"I didn't follow the Rangers the three previous years before I got here because of my involvement with the Astros," Ryan said. "So the first year, my intent was just to be an observer and try to get a feel for our organization and what I felt like that we needed to address. And that's pretty much what I did.
"And I can tell you, there were times it was very frustrating to watch some of our games because we'd be up 12-6 and we'd go home down 13-12, and those games were very painful and long to sit through. It didn't take too long to realize that we needed to address our pitching issues, and I put that number one as a priority."
Three years later -- with Daniels and staff going all-out to acquire pitching, Washington making it a priority at the Major League level and pitching coach Mike Maddux and bullpen coach Andy Hawkins implementing the overall program -- the Rangers finished fourth in the American League in pitching with a team ERA of 3.93. It was the highest the Rangers have finished since they led the league in 1983.

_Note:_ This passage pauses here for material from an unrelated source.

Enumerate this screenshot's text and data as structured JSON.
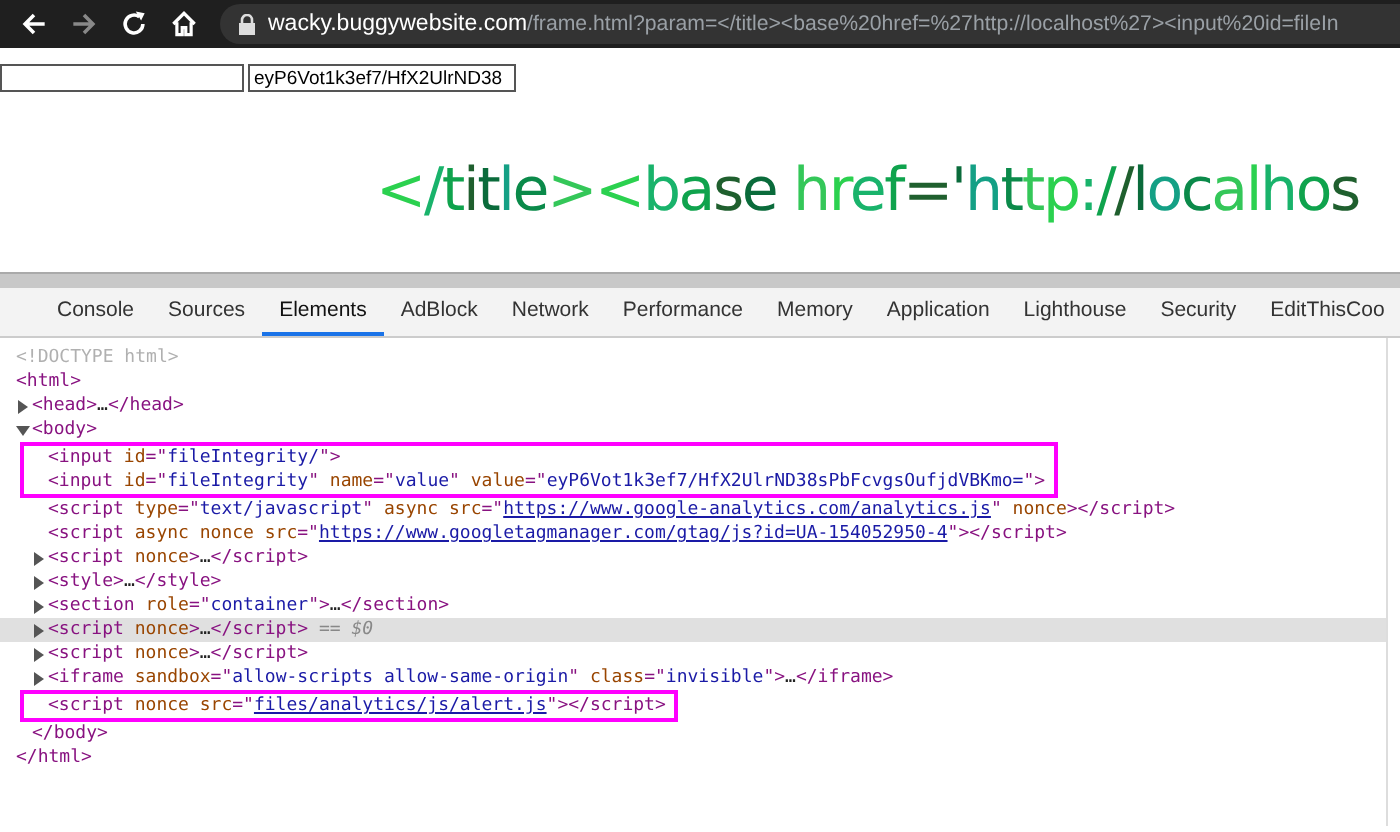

"It would be nice if he could sprinkle some magic dust on me and I could throw 100 miles an hour," pitcher C.J. Wilson said. "Everyone looks up to Nolan Ryan. ... He pitched for like 27 years or something like that, you know, so it's like as far as I know, he probably threw more pitches than any pitcher in the modern era, and so he's got more experience, and he'll talk to you about control, overthrowing, throwing a curveball, throwing all that kind of stuff, changeups.
"Everything he says ... not all of it is going to apply because we're sort of different types of pitchers, but at the same time, you'll take everything he says and try to apply it to yourself. It's actually really awesome to have him around. When you have a front-office guy or a GM or now a team owner that has the experience and knows what it's really like to be on the field, it gives a whole different level of credibility."
Ability. Stability. Presence. Credibility. It makes for a nice dinner on the St. Petersburg waterfront and a nice atmosphere for winning by an organization in the playoffs for the first time in 11 years.